▶ **WORK ORDER**
The entries below need to be written out exactly, with no pictures included.

▶ **INPUT MATERIAL**
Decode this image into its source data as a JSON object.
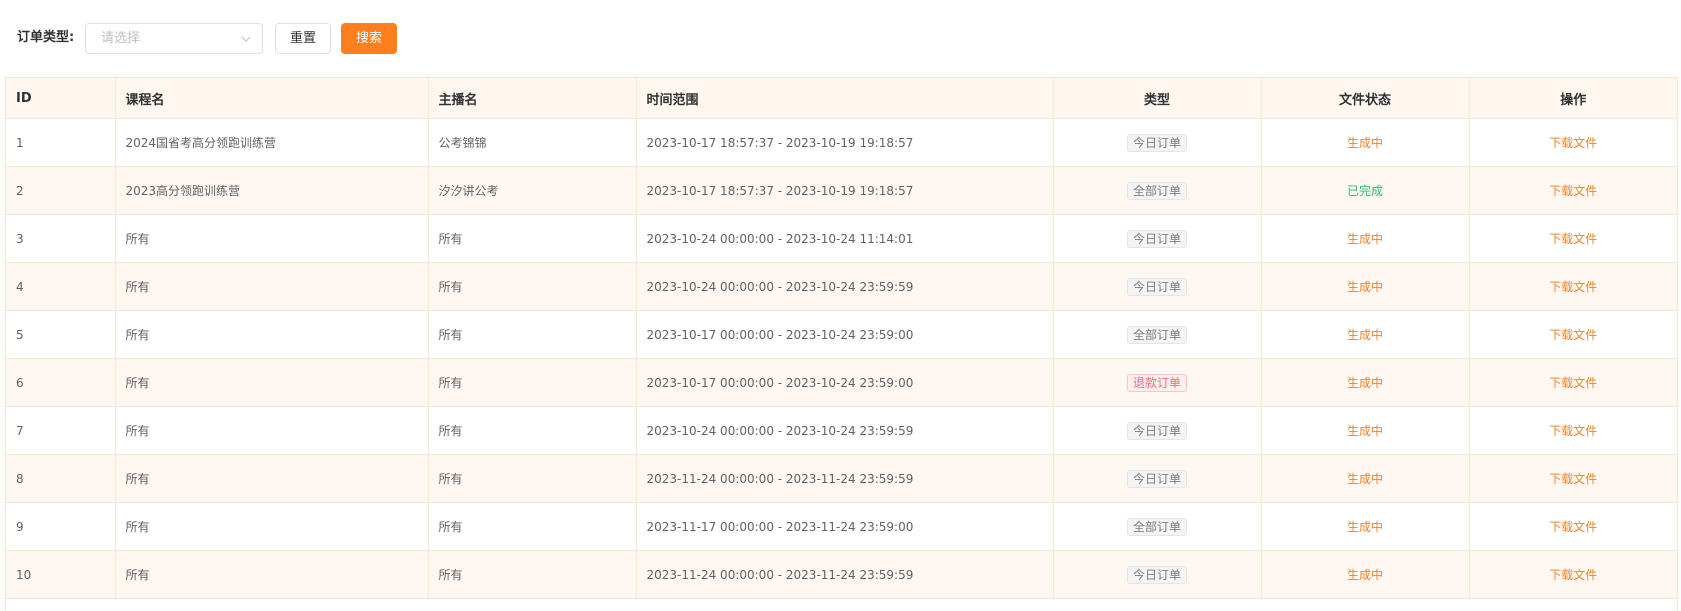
{
  "filter": {
    "label": "订单类型:",
    "select_placeholder": "请选择",
    "reset_label": "重置",
    "search_label": "搜索"
  },
  "table": {
    "headers": [
      "ID",
      "课程名",
      "主播名",
      "时间范围",
      "类型",
      "文件状态",
      "操作"
    ],
    "rows": [
      {
        "id": "1",
        "course": "2024国省考高分领跑训练营",
        "host": "公考锦锦",
        "range": "2023-10-17 18:57:37 - 2023-10-19 19:18:57",
        "type": "今日订单",
        "type_style": "normal",
        "status": "生成中",
        "status_style": "pending",
        "action": "下载文件"
      },
      {
        "id": "2",
        "course": "2023高分领跑训练营",
        "host": "汐汐讲公考",
        "range": "2023-10-17 18:57:37 - 2023-10-19 19:18:57",
        "type": "全部订单",
        "type_style": "normal",
        "status": "已完成",
        "status_style": "done",
        "action": "下载文件"
      },
      {
        "id": "3",
        "course": "所有",
        "host": "所有",
        "range": "2023-10-24 00:00:00 - 2023-10-24 11:14:01",
        "type": "今日订单",
        "type_style": "normal",
        "status": "生成中",
        "status_style": "pending",
        "action": "下载文件"
      },
      {
        "id": "4",
        "course": "所有",
        "host": "所有",
        "range": "2023-10-24 00:00:00 - 2023-10-24 23:59:59",
        "type": "今日订单",
        "type_style": "normal",
        "status": "生成中",
        "status_style": "pending",
        "action": "下载文件"
      },
      {
        "id": "5",
        "course": "所有",
        "host": "所有",
        "range": "2023-10-17 00:00:00 - 2023-10-24 23:59:00",
        "type": "全部订单",
        "type_style": "normal",
        "status": "生成中",
        "status_style": "pending",
        "action": "下载文件"
      },
      {
        "id": "6",
        "course": "所有",
        "host": "所有",
        "range": "2023-10-17 00:00:00 - 2023-10-24 23:59:00",
        "type": "退款订单",
        "type_style": "danger",
        "status": "生成中",
        "status_style": "pending",
        "action": "下载文件"
      },
      {
        "id": "7",
        "course": "所有",
        "host": "所有",
        "range": "2023-10-24 00:00:00 - 2023-10-24 23:59:59",
        "type": "今日订单",
        "type_style": "normal",
        "status": "生成中",
        "status_style": "pending",
        "action": "下载文件"
      },
      {
        "id": "8",
        "course": "所有",
        "host": "所有",
        "range": "2023-11-24 00:00:00 - 2023-11-24 23:59:59",
        "type": "今日订单",
        "type_style": "normal",
        "status": "生成中",
        "status_style": "pending",
        "action": "下载文件"
      },
      {
        "id": "9",
        "course": "所有",
        "host": "所有",
        "range": "2023-11-17 00:00:00 - 2023-11-24 23:59:00",
        "type": "全部订单",
        "type_style": "normal",
        "status": "生成中",
        "status_style": "pending",
        "action": "下载文件"
      },
      {
        "id": "10",
        "course": "所有",
        "host": "所有",
        "range": "2023-11-24 00:00:00 - 2023-11-24 23:59:59",
        "type": "今日订单",
        "type_style": "normal",
        "status": "生成中",
        "status_style": "pending",
        "action": "下载文件"
      }
    ]
  },
  "colors": {
    "accent": "#ff7f1e",
    "success": "#3cb371",
    "danger": "#f56c6c",
    "header_bg": "#fff7f0",
    "border": "#fbe3cc"
  },
  "icons": {
    "select_arrow": "chevron-down-icon"
  }
}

▶ **RESPONSE AREA**
Decode this image into its source data as a JSON object.
{
  "filter": {
    "label": "订单类型:",
    "select_placeholder": "请选择",
    "reset_label": "重置",
    "search_label": "搜索"
  },
  "table": {
    "headers": [
      "ID",
      "课程名",
      "主播名",
      "时间范围",
      "类型",
      "文件状态",
      "操作"
    ],
    "rows": [
      {
        "id": "1",
        "course": "2024国省考高分领跑训练营",
        "host": "公考锦锦",
        "range": "2023-10-17 18:57:37 - 2023-10-19 19:18:57",
        "type": "今日订单",
        "type_style": "normal",
        "status": "生成中",
        "status_style": "pending",
        "action": "下载文件"
      },
      {
        "id": "2",
        "course": "2023高分领跑训练营",
        "host": "汐汐讲公考",
        "range": "2023-10-17 18:57:37 - 2023-10-19 19:18:57",
        "type": "全部订单",
        "type_style": "normal",
        "status": "已完成",
        "status_style": "done",
        "action": "下载文件"
      },
      {
        "id": "3",
        "course": "所有",
        "host": "所有",
        "range": "2023-10-24 00:00:00 - 2023-10-24 11:14:01",
        "type": "今日订单",
        "type_style": "normal",
        "status": "生成中",
        "status_style": "pending",
        "action": "下载文件"
      },
      {
        "id": "4",
        "course": "所有",
        "host": "所有",
        "range": "2023-10-24 00:00:00 - 2023-10-24 23:59:59",
        "type": "今日订单",
        "type_style": "normal",
        "status": "生成中",
        "status_style": "pending",
        "action": "下载文件"
      },
      {
        "id": "5",
        "course": "所有",
        "host": "所有",
        "range": "2023-10-17 00:00:00 - 2023-10-24 23:59:00",
        "type": "全部订单",
        "type_style": "normal",
        "status": "生成中",
        "status_style": "pending",
        "action": "下载文件"
      },
      {
        "id": "6",
        "course": "所有",
        "host": "所有",
        "range": "2023-10-17 00:00:00 - 2023-10-24 23:59:00",
        "type": "退款订单",
        "type_style": "danger",
        "status": "生成中",
        "status_style": "pending",
        "action": "下载文件"
      },
      {
        "id": "7",
        "course": "所有",
        "host": "所有",
        "range": "2023-10-24 00:00:00 - 2023-10-24 23:59:59",
        "type": "今日订单",
        "type_style": "normal",
        "status": "生成中",
        "status_style": "pending",
        "action": "下载文件"
      },
      {
        "id": "8",
        "course": "所有",
        "host": "所有",
        "range": "2023-11-24 00:00:00 - 2023-11-24 23:59:59",
        "type": "今日订单",
        "type_style": "normal",
        "status": "生成中",
        "status_style": "pending",
        "action": "下载文件"
      },
      {
        "id": "9",
        "course": "所有",
        "host": "所有",
        "range": "2023-11-17 00:00:00 - 2023-11-24 23:59:00",
        "type": "全部订单",
        "type_style": "normal",
        "status": "生成中",
        "status_style": "pending",
        "action": "下载文件"
      },
      {
        "id": "10",
        "course": "所有",
        "host": "所有",
        "range": "2023-11-24 00:00:00 - 2023-11-24 23:59:59",
        "type": "今日订单",
        "type_style": "normal",
        "status": "生成中",
        "status_style": "pending",
        "action": "下载文件"
      }
    ]
  },
  "colors": {
    "accent": "#ff7f1e",
    "success": "#3cb371",
    "danger": "#f56c6c",
    "header_bg": "#fff7f0",
    "border": "#fbe3cc"
  },
  "icons": {
    "select_arrow": "chevron-down-icon"
  }
}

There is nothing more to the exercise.